The Governing Board of the Office of the Special Prosecutor will be inaugurated by the President, Nana Addo Dankwa Akufo-Addo, at the Presidency today.
The law that set up the Office of the Special Prosecutor outlined some administrative processes, including the establishment of a governing board, that need to be all secured before the office could be fully functionalFollow @Graphicgh
Making this known at the commemoration of the African Union (AU) Day Against Corruption in Accra on Wednesday, a Deputy Chief of Staff, Mr Samuel Jinapor, said the board had to be independent but at the same time representative of all the partners in the sector.
The commemoration of the day was organised by the Ghana Integrity Initiative (GII), in collaboration with the Commission on Human Rights and Administrative Justice (CHRAJ), the National Commission for Civic Education (NCCE), the African Parliamentary Network Against Corruption (APNAC) and Pensplusbyte, a non-governmental entity focused on the training of journalists.
Responding to a question regarding the commitment of the government to fund the Office of the Special Prosecutor, Mr Jinapor said the government had to go through all the processes to satisfy the law setting up the office.
Delivering the keynote address on the theme: “Winning fight against corruption: A sustainable path to Africa’s transformation”, Mr Jinapor said it was refreshing that the AU was focusing on corruption and that African countries had a dedicated day to focus on the fight.
He said leadership counted in the fight and submitted that President Nana Addo Dankwa Akufo-Addo had demonstrated such leadership and integrity throughout his public life.
He said leadership, however important, was not enough in the fight because leaders could not be everywhere at every time and so the concerted effort of all was also paramount if we were to win the fight.
He said the government would continue with its initiatives in the fight against corruption, while supporting the AU in its programmes on the agenda.
The Executive Director of the GII, Mrs Linda Ofori-Kwafo, read a letter from Transparency International (TI) which, among other demands, urged the AU to ensure that the 38 states out of 55 that had ratified the AU Convention on the Prevention of Corruption reported on their progress.
Among other recommendations, the letter urged the AU to pay close attention to procurement practices on the continent.

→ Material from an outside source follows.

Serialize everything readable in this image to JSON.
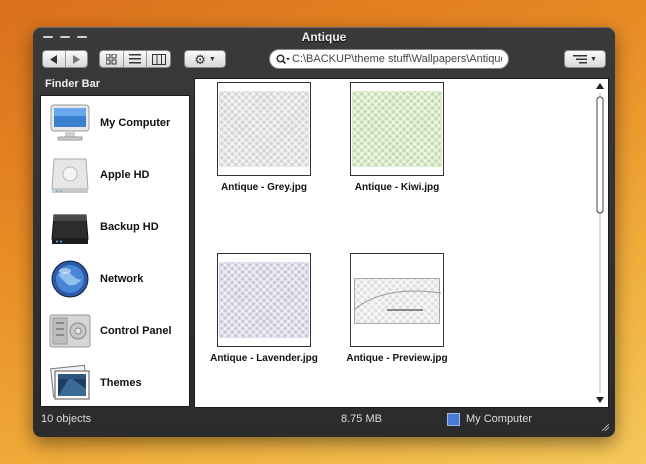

Mrs Ofori-Kwafo announced a year-long range of activities in commemoration of the day that would include an essay competition for students.